Photo by Dan Seifert / The Verge

Amazon is interested in using radar sensors to enable sleep tracking and gestures on its smart devices, according to new permissions granted by the Federal Communications Commission (via Bloomberg). The implementation might be similar to how Google uses its Soli sensor in the second-generation Nest Hub.

Amazon’s initial request to the FCC filed on June 22nd (and dug up by SlashGear) claims that its planned use of radar would enable “touchless control of device features and functions without causing harmful interference to co-frequency users,” which could be helpful to users with limited mobility or speech impairments. The company also says that the new sensors can be used for “sleep tracking and could help improve consumers’ awareness and management of sleep hygiene.”

Rumors first appeared that Amazon was building a “palm-sized” Alexa-enabled sleep tracker in January, with a specific focus on tracking breathing for users who have sleep apnea. The company also already digests and displays sleep data for anyone who uses its Halo band (the one with the accurate but problematic body scanning feature). Amazon’s been expanding on the Halo app’s capabilities with a new Movement Health feature analyzing flexibility that was released last week.

Amazon’s request doesn’t spell out what an actual product with these new radar sensors might look like, but adding them to future Echo devices doesn’t seem like much of a reach, given how comfortably they fit on bedside tables. In its Nest Hub, Google’s Soli radar sensors track sleep movements and breath in concert with microphones and an onboard temperature sensor.

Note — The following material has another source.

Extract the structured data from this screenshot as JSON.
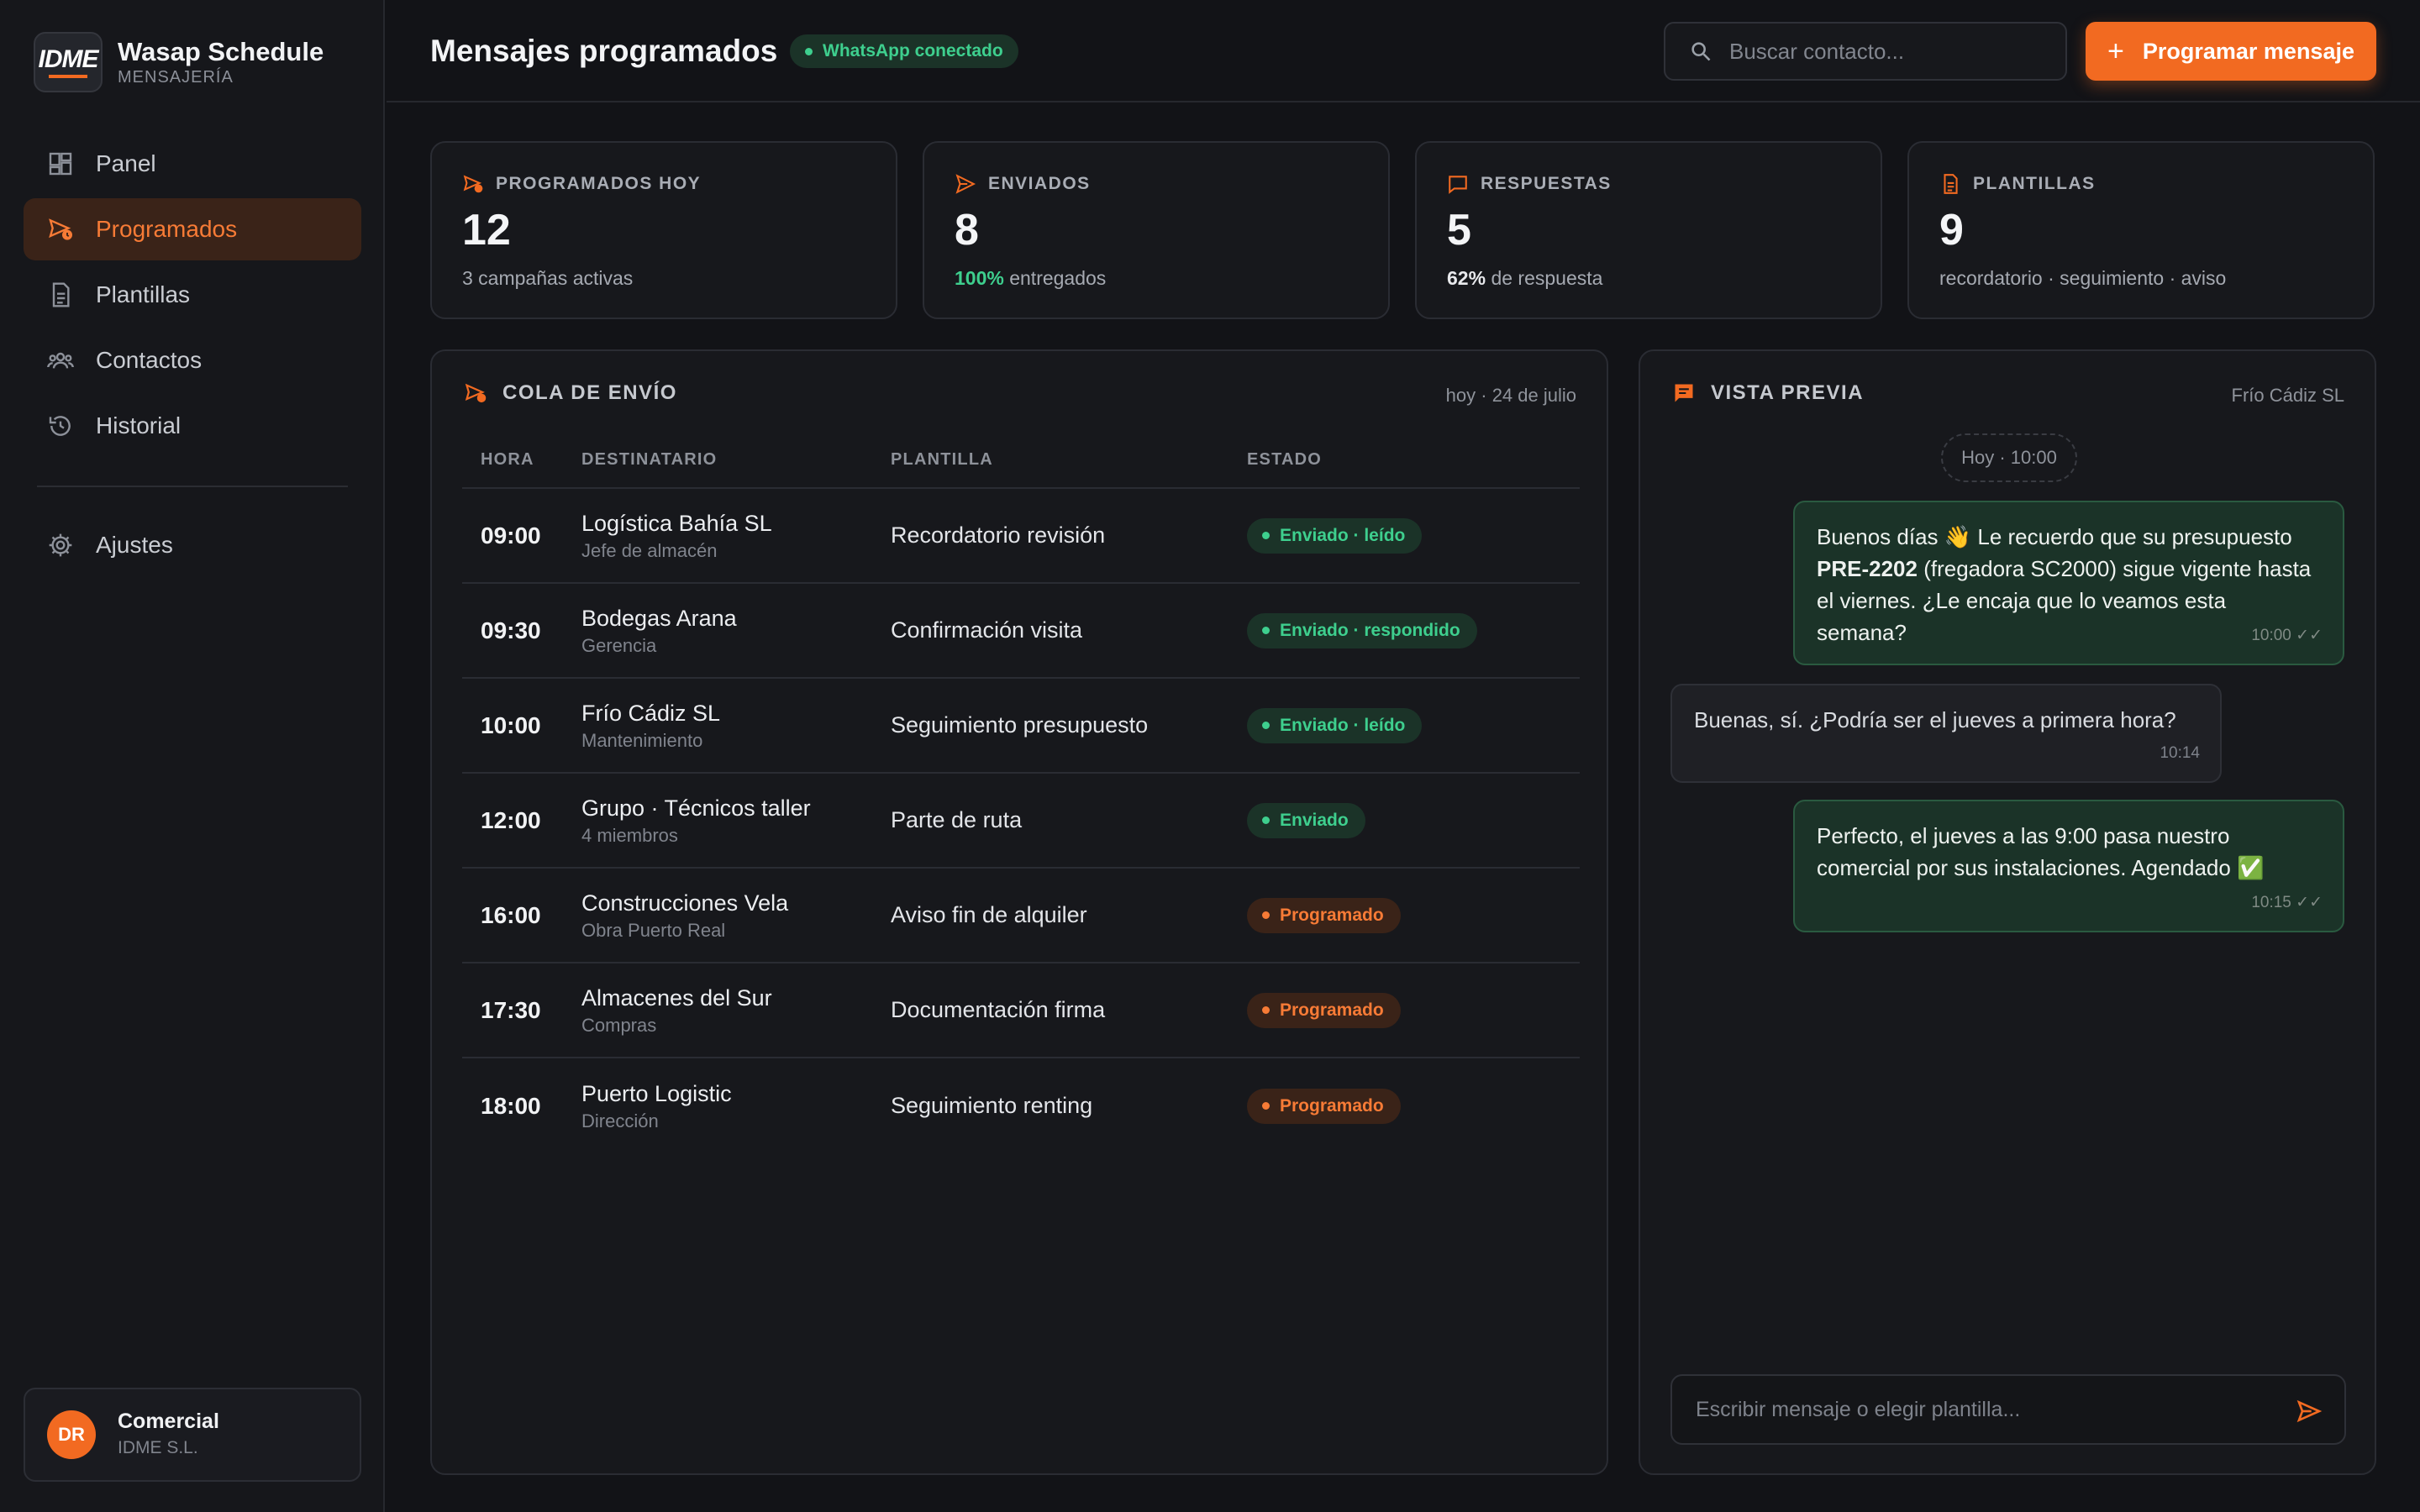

Buying in means allowing Google, and maybe one day Amazon, to stare at you all night but in a way that’s less invasive than a camera feed or wristband.